An early meeting at Home Secretary level between the two countries restated commitment from both countries to improve cooperation around terrorism and human trafficking, and the Indian government has referred the land boundary deal to a Parliamentary Committee. India’s Minister for External Affairs visited Bangladesh on August 16 and emphasised better ties between Bangladesh and India’s NE states. Modi also placed an early emphasis on regional cooperation, inviting SAARC leaders to attend his swearing in ceremony.
But Bangladeshis have generally been disappointed that once again Bangladesh is receiving low priority. After visits to Bhutan and Nepal, Modi’s first meeting with Prime Minister Sheikh Hasina took place informally when both leaders attended the UN General Assembly during late September 2014. Reports suggest that Bangladesh was given Indian assurances that it would continue to support Bangladesh’s overall growth strategy, while Hasina received encouraging responses on Bangladesh’s two key priorities – the Teesta water sharing treaty and the resolution of boundary issues. There have also been agreements to provide more electricity from India, and a Bajaj Group plan to invest in motorcycle production in Bangladesh.
When it comes to water, things still remain complicated. The 2011 Framework Agreement on Cooperation for Development potentially provides the basis for a more equitable approach, but India’s own river-linking project (that formed part of the BJP’s election manifesto) may create serious obstacles to the challenge of concluding a viable water sharing treaty. However, India has accepted a UN Convention on the Law of the Sea decision that ruled in Bangladesh’s favour in relation to disputed maritime boundaries between the two countries.
While the new Indian government lacks the established relationship with the Bangladesh government that Congress had enjoyed, Modi has a strong incentive to maintain stable relations with Dhaka around the themes of economic cooperation and joint interests in ensuring the containment of Islamist militant groups. It remains too early to say for sure how far new elements in this complex relationship may develop, but it is safe to say that improved relations offer potential benefits to both countries.
About the Author
David Lewis is a Professor of Social Policy and Development at The London School of Economics.
David is a regular contributor to the India at LSE blog. View more of his posts here.
The problems caused by the West Bengal government have been highlighted in terms of the water issue but it’s their behaviour regarding security which is most worrying in the region. It was only today that a terrorist plan was discovered which would overthrow Sheikh Hasina. It was the NIA who found this, they are only in WB because bombs were discovered at the house of a Trinamool politician last week.
These developments are hugely worrying for the national security of India and Bangladesh and unless President’s rule is implemented in WB, there is not much Modi and Hasina can do to improve the situation.

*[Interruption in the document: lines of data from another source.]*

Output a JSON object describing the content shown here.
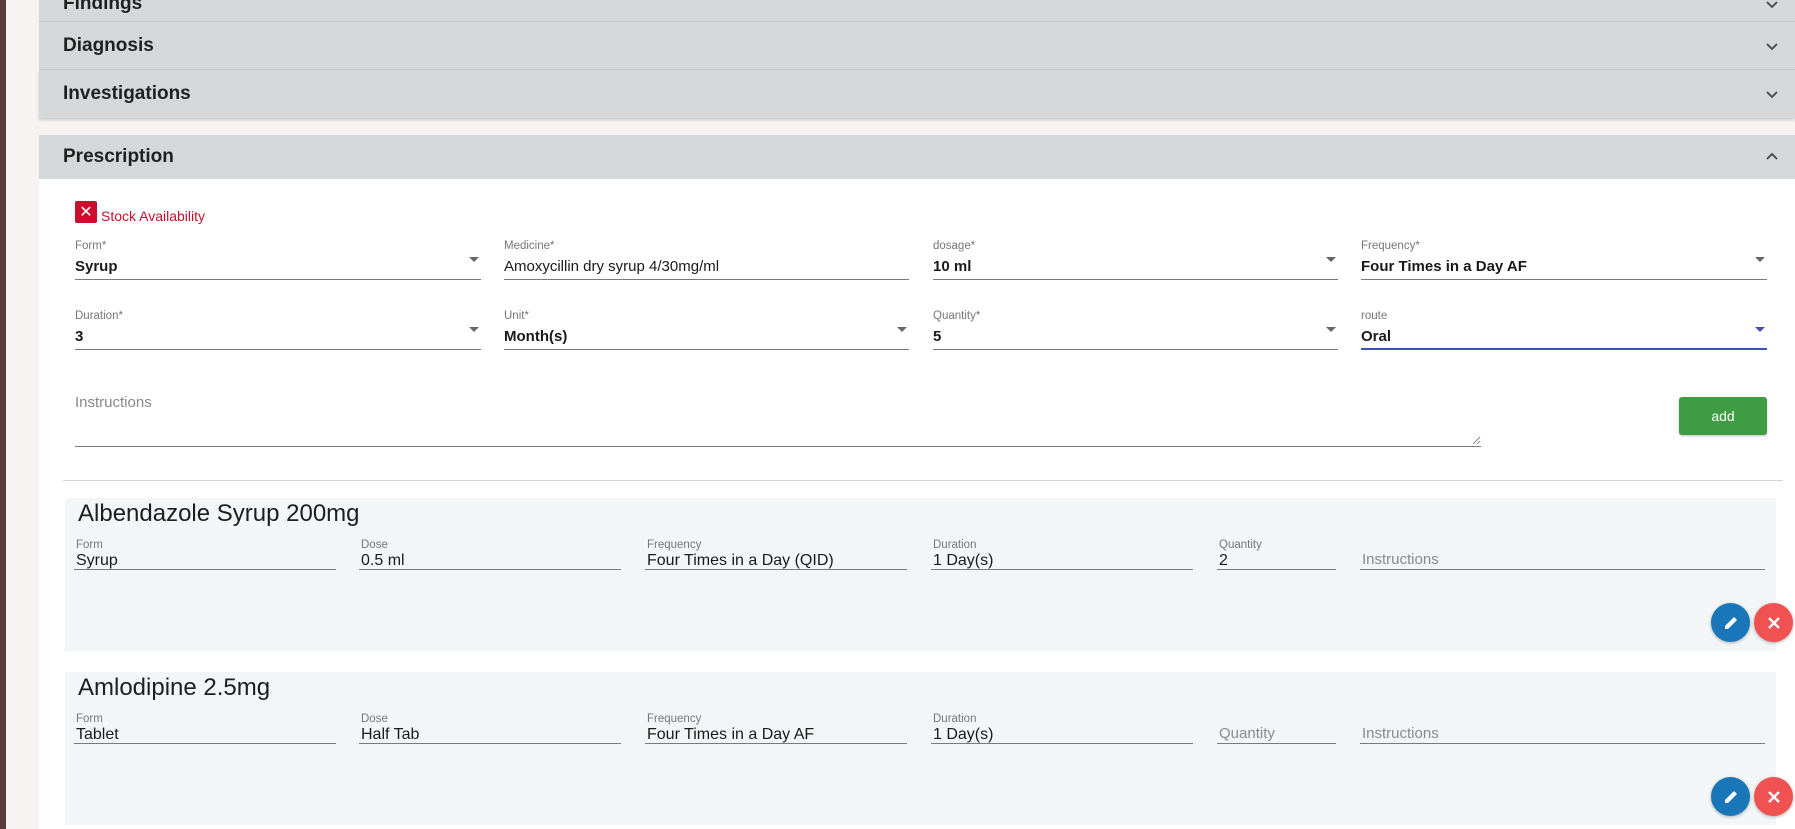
{
  "sections": {
    "findings": "Findings",
    "diagnosis": "Diagnosis",
    "investigations": "Investigations",
    "prescription": "Prescription"
  },
  "stock": {
    "label": "Stock Availability",
    "icon": "close-icon"
  },
  "form": {
    "form": {
      "label": "Form*",
      "value": "Syrup"
    },
    "medicine": {
      "label": "Medicine*",
      "value": "Amoxycillin dry syrup 4/30mg/ml"
    },
    "dosage": {
      "label": "dosage*",
      "value": "10 ml"
    },
    "frequency": {
      "label": "Frequency*",
      "value": "Four Times in a Day AF"
    },
    "duration": {
      "label": "Duration*",
      "value": "3"
    },
    "unit": {
      "label": "Unit*",
      "value": "Month(s)"
    },
    "quantity": {
      "label": "Quantity*",
      "value": "5"
    },
    "route": {
      "label": "route",
      "value": "Oral"
    },
    "instructions_placeholder": "Instructions",
    "add_label": "add"
  },
  "medicines": [
    {
      "name": "Albendazole Syrup 200mg",
      "form_label": "Form",
      "form": "Syrup",
      "dose_label": "Dose",
      "dose": "0.5 ml",
      "frequency_label": "Frequency",
      "frequency": "Four Times in a Day (QID)",
      "duration_label": "Duration",
      "duration": "1 Day(s)",
      "quantity_label": "Quantity",
      "quantity": "2",
      "instructions_placeholder": "Instructions"
    },
    {
      "name": "Amlodipine 2.5mg",
      "form_label": "Form",
      "form": "Tablet",
      "dose_label": "Dose",
      "dose": "Half Tab",
      "frequency_label": "Frequency",
      "frequency": "Four Times in a Day AF",
      "duration_label": "Duration",
      "duration": "1 Day(s)",
      "quantity_placeholder": "Quantity",
      "instructions_placeholder": "Instructions"
    }
  ],
  "colors": {
    "header_bg": "#d5d8db",
    "add_button": "#3e9d42",
    "edit_button": "#1976b8",
    "delete_button": "#f05252",
    "stock_red": "#c8102e",
    "active_underline": "#3f51b5"
  }
}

Quick note for clarification: the enclaves you mention are not in fact the products of Partition. Their borders were internationalized in 1949 when the leader of Cooch Behar chose to join India, instead of the newly-created Pakistan. The ‘Radcliffe Line’ drawn by the British does not include the borders around the India-Bangladesh enclaves, which were in existence for hundreds of years by the time India gained its independence in ’47.

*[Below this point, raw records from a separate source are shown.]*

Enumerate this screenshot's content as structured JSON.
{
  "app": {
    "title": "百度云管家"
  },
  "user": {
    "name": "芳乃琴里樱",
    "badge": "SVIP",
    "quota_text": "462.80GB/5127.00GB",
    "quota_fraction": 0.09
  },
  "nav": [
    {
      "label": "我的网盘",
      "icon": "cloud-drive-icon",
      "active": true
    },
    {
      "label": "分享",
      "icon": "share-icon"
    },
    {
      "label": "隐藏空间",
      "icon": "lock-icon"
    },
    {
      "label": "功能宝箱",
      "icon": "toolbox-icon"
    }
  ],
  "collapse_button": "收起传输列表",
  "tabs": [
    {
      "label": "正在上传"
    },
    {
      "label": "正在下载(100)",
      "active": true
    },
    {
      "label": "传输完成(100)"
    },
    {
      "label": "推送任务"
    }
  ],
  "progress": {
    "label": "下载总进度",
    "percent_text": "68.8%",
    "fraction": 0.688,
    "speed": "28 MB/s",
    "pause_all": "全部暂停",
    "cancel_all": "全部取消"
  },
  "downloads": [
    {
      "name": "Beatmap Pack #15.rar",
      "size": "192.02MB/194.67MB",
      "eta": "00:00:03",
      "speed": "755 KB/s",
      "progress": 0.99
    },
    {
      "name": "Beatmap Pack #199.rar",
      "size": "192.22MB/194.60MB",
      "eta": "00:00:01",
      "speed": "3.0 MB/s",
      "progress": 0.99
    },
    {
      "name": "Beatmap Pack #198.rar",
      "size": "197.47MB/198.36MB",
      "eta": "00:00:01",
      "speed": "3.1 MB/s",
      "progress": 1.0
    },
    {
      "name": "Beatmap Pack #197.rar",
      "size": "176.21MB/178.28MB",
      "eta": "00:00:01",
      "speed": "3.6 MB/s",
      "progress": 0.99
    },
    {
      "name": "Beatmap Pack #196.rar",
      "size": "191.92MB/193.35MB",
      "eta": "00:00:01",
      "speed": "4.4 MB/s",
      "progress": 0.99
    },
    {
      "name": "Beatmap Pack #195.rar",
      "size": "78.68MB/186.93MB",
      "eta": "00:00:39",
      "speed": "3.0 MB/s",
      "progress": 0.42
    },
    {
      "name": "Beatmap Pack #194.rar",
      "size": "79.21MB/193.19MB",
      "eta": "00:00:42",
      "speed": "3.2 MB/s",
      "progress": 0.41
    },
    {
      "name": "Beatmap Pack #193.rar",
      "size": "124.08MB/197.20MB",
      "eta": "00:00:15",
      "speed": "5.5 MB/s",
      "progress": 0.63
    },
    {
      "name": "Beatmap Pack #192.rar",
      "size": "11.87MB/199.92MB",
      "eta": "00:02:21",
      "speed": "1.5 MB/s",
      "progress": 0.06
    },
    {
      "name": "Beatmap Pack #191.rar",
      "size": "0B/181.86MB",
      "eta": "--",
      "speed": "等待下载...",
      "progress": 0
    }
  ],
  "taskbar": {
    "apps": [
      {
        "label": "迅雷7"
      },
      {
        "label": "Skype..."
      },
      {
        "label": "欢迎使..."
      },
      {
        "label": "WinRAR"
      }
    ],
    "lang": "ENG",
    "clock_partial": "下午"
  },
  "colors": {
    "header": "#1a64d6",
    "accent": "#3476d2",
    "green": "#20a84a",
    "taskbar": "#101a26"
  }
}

Thanks both to Kartikey and Glen for your comments – much appreciated!